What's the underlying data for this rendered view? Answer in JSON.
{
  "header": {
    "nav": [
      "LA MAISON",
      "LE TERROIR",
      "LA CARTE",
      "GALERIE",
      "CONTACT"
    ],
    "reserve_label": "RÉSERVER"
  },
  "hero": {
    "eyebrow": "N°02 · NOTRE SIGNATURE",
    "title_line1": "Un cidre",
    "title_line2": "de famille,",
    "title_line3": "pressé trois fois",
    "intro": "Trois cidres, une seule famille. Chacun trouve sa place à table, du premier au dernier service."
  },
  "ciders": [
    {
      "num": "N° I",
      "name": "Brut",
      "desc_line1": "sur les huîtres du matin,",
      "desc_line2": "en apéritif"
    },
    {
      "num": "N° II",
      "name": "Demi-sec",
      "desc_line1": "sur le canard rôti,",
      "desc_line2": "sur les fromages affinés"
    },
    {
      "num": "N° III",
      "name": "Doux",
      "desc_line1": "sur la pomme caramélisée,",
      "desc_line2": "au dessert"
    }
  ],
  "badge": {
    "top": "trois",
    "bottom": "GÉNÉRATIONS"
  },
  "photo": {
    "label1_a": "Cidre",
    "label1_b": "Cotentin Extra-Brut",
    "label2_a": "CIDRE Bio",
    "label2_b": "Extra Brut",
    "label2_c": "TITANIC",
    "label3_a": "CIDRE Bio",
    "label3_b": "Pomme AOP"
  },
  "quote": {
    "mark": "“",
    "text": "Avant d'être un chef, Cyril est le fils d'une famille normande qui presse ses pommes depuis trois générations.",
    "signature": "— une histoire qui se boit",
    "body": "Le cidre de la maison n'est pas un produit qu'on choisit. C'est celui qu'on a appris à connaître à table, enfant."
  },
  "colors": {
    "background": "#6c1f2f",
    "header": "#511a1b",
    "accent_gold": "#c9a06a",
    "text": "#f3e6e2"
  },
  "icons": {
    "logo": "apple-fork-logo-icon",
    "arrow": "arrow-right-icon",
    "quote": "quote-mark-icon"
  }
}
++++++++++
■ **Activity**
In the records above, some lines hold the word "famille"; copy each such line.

■ **Worked solution**
    "title_line2": "de famille,",
    "intro": "Trois cidres, une seule famille. Chacun trouve sa place à table, du premier au dernier service."
    "text": "Avant d'être un chef, Cyril est le fils d'une famille normande qui presse ses pommes depuis trois générations.",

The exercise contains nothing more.